> _MATERIAL TO PROCESS_
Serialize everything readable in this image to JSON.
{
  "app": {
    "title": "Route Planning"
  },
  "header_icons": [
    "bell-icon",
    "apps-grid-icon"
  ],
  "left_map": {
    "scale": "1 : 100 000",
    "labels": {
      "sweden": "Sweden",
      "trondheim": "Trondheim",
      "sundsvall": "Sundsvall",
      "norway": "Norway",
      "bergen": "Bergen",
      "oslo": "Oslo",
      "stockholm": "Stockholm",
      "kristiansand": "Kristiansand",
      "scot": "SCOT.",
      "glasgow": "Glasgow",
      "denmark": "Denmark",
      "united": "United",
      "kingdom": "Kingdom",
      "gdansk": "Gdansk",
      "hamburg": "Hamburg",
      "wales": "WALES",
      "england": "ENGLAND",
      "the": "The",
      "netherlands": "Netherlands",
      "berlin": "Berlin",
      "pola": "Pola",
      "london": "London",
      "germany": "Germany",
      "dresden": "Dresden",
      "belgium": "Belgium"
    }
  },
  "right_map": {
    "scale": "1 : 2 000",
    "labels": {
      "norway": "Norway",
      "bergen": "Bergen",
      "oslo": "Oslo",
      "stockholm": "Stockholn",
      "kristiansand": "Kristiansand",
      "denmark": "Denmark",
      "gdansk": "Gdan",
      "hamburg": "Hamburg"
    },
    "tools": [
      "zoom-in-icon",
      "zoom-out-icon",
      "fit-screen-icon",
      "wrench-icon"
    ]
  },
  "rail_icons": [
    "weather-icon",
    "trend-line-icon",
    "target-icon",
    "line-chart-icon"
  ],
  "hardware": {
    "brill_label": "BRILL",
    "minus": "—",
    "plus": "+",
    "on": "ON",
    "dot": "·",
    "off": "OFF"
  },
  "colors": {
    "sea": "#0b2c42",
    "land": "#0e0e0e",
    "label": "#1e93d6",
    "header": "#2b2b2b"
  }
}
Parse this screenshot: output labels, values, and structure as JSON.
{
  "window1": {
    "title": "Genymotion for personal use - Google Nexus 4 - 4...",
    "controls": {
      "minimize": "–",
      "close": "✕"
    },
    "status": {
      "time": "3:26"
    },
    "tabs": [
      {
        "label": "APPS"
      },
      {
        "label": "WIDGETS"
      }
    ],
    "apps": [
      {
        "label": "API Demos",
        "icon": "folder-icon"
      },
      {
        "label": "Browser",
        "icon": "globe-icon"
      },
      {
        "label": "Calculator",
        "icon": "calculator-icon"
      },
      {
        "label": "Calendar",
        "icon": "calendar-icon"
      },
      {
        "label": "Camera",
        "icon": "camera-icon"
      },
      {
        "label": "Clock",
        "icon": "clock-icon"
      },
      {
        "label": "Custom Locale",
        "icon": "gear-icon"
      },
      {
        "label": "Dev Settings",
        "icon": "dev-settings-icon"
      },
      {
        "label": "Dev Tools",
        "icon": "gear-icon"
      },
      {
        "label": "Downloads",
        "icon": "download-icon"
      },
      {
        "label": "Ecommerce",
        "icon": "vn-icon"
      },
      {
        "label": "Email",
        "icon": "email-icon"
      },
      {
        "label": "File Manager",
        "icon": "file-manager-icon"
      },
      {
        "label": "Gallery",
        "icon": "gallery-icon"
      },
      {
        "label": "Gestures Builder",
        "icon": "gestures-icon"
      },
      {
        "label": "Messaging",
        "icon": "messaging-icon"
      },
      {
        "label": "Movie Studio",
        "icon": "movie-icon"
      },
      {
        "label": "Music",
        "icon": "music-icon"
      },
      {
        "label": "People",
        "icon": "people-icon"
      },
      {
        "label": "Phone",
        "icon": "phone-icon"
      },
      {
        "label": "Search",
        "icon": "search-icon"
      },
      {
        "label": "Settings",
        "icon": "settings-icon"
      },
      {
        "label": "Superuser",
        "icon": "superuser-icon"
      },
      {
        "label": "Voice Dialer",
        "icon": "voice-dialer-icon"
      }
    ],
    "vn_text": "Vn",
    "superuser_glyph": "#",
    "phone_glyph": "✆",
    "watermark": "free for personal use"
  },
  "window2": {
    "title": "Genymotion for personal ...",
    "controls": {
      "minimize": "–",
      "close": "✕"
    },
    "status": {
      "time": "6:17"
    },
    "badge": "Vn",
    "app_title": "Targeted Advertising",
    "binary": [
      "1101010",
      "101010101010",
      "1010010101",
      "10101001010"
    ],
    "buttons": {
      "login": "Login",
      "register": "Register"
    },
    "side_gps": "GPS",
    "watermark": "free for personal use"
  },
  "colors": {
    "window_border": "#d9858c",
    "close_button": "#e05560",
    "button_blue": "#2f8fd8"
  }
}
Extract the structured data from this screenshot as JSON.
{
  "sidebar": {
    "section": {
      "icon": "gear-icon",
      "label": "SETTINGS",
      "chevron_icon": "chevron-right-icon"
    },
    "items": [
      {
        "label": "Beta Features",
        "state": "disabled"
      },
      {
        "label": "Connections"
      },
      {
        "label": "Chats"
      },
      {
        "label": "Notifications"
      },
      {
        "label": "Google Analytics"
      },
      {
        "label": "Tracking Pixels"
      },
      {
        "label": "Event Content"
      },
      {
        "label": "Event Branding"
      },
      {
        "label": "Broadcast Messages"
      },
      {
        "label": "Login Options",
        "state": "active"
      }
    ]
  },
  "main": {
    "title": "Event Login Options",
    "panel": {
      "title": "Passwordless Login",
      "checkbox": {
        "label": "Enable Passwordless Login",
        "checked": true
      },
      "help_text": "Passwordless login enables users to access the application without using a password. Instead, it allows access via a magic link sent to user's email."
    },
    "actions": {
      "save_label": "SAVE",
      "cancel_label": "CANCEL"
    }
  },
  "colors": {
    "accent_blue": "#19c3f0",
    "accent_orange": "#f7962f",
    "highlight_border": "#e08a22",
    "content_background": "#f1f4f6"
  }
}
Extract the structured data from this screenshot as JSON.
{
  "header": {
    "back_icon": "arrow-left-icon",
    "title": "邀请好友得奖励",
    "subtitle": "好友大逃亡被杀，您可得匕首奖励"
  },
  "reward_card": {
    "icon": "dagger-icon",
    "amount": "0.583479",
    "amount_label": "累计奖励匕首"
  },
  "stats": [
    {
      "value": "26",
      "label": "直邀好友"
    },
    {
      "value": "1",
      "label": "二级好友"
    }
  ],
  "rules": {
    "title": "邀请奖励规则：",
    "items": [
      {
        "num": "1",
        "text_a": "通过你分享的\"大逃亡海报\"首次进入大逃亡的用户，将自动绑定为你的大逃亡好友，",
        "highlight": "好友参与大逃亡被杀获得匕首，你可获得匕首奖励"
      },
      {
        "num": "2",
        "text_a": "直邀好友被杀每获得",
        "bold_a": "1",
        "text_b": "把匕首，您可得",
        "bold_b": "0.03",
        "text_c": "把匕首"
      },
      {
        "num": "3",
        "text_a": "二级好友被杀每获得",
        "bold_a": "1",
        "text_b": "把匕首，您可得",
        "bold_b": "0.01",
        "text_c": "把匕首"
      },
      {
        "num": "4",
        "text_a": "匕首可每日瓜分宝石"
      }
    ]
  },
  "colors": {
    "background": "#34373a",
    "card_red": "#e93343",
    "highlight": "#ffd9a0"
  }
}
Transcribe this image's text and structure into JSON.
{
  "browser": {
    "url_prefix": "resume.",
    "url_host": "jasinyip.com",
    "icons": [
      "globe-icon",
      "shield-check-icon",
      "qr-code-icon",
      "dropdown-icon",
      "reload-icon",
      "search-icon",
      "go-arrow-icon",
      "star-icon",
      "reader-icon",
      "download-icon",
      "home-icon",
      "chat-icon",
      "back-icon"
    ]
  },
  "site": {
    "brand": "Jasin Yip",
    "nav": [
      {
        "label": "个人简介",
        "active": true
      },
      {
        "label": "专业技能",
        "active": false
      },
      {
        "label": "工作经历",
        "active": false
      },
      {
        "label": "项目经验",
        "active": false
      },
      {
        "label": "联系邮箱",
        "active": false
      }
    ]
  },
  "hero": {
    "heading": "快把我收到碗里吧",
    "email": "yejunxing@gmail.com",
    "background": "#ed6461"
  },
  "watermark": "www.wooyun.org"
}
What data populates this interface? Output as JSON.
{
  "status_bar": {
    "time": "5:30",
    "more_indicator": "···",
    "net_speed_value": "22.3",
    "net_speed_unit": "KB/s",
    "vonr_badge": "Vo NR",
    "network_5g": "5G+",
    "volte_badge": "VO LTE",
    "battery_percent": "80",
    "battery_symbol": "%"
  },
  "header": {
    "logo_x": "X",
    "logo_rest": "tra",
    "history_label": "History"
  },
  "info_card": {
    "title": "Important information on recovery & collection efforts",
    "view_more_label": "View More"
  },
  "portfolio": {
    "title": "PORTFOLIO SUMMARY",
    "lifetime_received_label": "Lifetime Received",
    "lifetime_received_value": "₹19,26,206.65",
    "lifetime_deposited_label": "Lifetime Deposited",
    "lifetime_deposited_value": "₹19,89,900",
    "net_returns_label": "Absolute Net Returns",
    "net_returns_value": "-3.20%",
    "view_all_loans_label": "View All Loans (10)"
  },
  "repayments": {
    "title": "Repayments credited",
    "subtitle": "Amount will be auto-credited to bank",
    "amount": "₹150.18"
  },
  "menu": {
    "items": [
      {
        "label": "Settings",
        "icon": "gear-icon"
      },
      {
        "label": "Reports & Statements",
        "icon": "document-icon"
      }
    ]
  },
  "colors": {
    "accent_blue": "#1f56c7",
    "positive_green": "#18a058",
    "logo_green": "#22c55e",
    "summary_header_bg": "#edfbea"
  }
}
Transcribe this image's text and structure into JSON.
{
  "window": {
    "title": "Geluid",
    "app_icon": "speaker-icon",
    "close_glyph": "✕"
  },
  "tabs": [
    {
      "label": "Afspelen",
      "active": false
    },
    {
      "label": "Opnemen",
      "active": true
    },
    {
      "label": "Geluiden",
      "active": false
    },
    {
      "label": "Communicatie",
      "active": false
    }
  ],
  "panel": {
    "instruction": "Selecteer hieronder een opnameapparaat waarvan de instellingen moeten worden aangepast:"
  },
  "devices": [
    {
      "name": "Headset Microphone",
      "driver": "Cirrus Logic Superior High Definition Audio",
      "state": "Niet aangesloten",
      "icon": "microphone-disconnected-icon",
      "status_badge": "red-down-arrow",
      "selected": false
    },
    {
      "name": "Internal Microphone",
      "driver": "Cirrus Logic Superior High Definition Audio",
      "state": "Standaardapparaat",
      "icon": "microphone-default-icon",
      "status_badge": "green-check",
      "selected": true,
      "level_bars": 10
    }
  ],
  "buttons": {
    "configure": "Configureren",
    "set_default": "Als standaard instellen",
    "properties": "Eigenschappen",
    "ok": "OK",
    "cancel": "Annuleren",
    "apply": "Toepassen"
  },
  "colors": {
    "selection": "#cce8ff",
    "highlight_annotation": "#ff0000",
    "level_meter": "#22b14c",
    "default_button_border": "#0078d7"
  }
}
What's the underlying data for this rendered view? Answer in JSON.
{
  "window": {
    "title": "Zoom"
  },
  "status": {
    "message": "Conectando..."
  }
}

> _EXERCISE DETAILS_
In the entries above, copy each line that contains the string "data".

> _TASK OUTPUT_
Extract the structured data from this screenshot as JSON.
Extract the structured data from this screenshot as JSON.
What data populates this interface? Output as JSON.
What's the underlying data for this rendered view? Answer in JSON.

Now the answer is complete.